The leadership of McDonalds can address the problem of increasingmedia hostility against its products through the establishment offriendly atmosphere with media organizations, educating consumers onthe nutritional value of each product redesign its products toaddress the concerns raised and differentiation. However,re-designation of its products is the most effective approach thatconforms to the current form of business operation. The idea proposedby McDonald`s leadership, which involves entering new sectors ofactivity is most risky and costly, hence inappropriate to adopt.Despite the various limitations of NGT such as more time forpreparation, lack of flexibility, and difficulty in the convergenceof opinions, the technique is effective in obtaining quick decisionsthat incorporates the views of all members of the group.
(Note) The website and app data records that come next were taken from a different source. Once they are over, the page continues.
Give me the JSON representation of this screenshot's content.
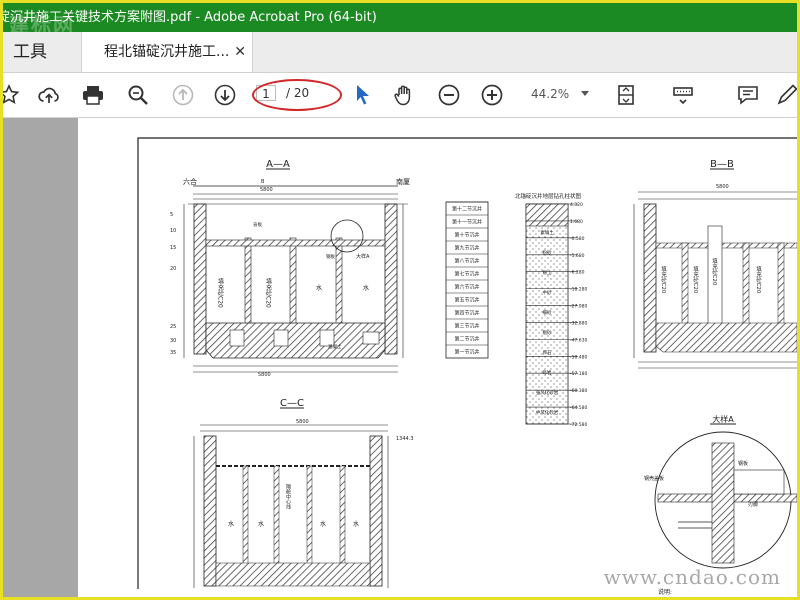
{
  "window": {
    "title": "碇沉井施工关键技术方案附图.pdf - Adobe Acrobat Pro (64-bit)",
    "watermark_logo": "建标网"
  },
  "tabs": {
    "tools_label": "工具",
    "document_label": "程北锚碇沉井施工...",
    "close_symbol": "✕"
  },
  "toolbar": {
    "page_current": "1",
    "page_total": "/ 20",
    "zoom": "44.2%",
    "icons": [
      "star-icon",
      "upload-icon",
      "print-icon",
      "search-zoom-icon",
      "prev-page-icon",
      "next-page-icon",
      "select-pointer-icon",
      "hand-icon",
      "zoom-out-icon",
      "zoom-in-icon",
      "page-fit-icon",
      "scroll-mode-icon",
      "comment-icon",
      "pen-icon"
    ]
  },
  "drawing": {
    "aa": {
      "title": "A—A",
      "label_left": "六合",
      "label_right": "南厦",
      "dim_total": "5800",
      "dim_b": "B",
      "left_dims": [
        "5",
        "10",
        "15",
        "20",
        "25",
        "30",
        "35"
      ],
      "cell_texts": [
        "填充砼C20",
        "水",
        "砼C20"
      ],
      "detail_callout": "大样A",
      "small_labels": [
        "盲板",
        "钢板",
        "混凝土"
      ]
    },
    "bb": {
      "title": "B—B",
      "dim_total": "5800",
      "cell_texts": [
        "填充砼C20",
        "水",
        "砼C20"
      ]
    },
    "cc": {
      "title": "C—C",
      "dim_total": "5800",
      "elev": "1344.3",
      "cell_texts": [
        "水",
        "水",
        "隔舱中心线",
        "水",
        "水"
      ]
    },
    "sections_table": {
      "rows": [
        "第十二节沉井",
        "第十一节沉井",
        "第十节沉井",
        "第九节沉井",
        "第八节沉井",
        "第七节沉井",
        "第六节沉井",
        "第五节沉井",
        "第四节沉井",
        "第三节沉井",
        "第二节沉井",
        "第一节沉井"
      ]
    },
    "bore": {
      "title": "北锚碇沉井地层钻孔柱状图",
      "depths": [
        "4.320",
        "1.680",
        "-0.580",
        "-5.680",
        "-6.280",
        "-18.280",
        "-27.980",
        "-32.880",
        "-47.630",
        "-50.480",
        "-57.180",
        "-60.380",
        "-64.580",
        "-72.580"
      ],
      "layers": [
        "素填土",
        "粉砂",
        "粉土",
        "中砂",
        "细砂",
        "粗砂",
        "卵石",
        "砾岩",
        "强风化砂岩",
        "中风化砂岩"
      ]
    },
    "detail": {
      "title": "大样A",
      "labels": [
        "钢壳盖板",
        "钢板",
        "刃脚"
      ]
    },
    "note": "说明:"
  },
  "site_watermark": "www.cndao.com"
}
Davie,W., & Maher, T. (2006). Maxwell McCombs: Agenda-setting explorer.Journal of Broadcasting& Electronic Media,50(2),358-364.
Fox, K. R., & Hillsdon, M. (2007). Physical activity and obesity.Obesity reviews, 8(1), 115-121.
Hitt, M. A., Hoskisson, R. E., & Kim, H. (1997). Internationaldiversification: Effects on innovation and firm performance inproduct-diversified firms. Academy of Management journal,40(4), 767-798.
Jones, S. C. (2004). Using the Nominal Group Technique to Select theMost Appropriate Topics for Postgraduate Research Students` Seminars.Journal of University Teaching and Learning Practice, 1(1),4.
Rahman, A., & Harding, A. (2013). Prevalence of overweight andobesity epidemic in Australia: some causes and consequences. JPJournal of Biostatistics, 10(1), 31.